• **TASK DESCRIPTION**
Go through the records and copy each line where the word "name" occurs.

• **DATA LISTING**
* * * * *

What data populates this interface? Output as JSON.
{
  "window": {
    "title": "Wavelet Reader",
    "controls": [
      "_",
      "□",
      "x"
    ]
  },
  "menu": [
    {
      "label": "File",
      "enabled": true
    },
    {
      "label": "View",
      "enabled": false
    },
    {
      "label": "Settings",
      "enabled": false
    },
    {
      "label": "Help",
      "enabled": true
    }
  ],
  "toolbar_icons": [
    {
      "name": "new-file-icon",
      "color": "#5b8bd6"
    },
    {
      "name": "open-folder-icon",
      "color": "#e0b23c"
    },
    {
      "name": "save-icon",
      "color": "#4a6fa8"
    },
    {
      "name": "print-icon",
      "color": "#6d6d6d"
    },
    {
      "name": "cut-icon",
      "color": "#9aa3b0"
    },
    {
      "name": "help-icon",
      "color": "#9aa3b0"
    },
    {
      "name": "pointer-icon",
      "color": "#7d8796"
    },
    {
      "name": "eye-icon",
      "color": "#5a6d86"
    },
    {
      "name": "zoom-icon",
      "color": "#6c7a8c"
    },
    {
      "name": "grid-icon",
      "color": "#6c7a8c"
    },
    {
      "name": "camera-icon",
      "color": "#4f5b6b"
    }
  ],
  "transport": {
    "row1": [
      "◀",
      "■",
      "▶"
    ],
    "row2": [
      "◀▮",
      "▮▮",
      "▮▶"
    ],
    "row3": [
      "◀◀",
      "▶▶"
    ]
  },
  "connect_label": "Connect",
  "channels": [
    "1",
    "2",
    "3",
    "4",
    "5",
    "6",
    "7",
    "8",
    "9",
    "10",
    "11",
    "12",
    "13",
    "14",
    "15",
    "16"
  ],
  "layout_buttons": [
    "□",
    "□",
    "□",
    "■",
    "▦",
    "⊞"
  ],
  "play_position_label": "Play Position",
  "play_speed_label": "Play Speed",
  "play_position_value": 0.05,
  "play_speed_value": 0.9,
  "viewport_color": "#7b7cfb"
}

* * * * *

• **TASK RESULT**
      "name": "new-file-icon",
      "name": "open-folder-icon",
      "name": "save-icon",
      "name": "print-icon",
      "name": "cut-icon",
      "name": "help-icon",
      "name": "pointer-icon",
      "name": "eye-icon",
      "name": "zoom-icon",
      "name": "grid-icon",
      "name": "camera-icon",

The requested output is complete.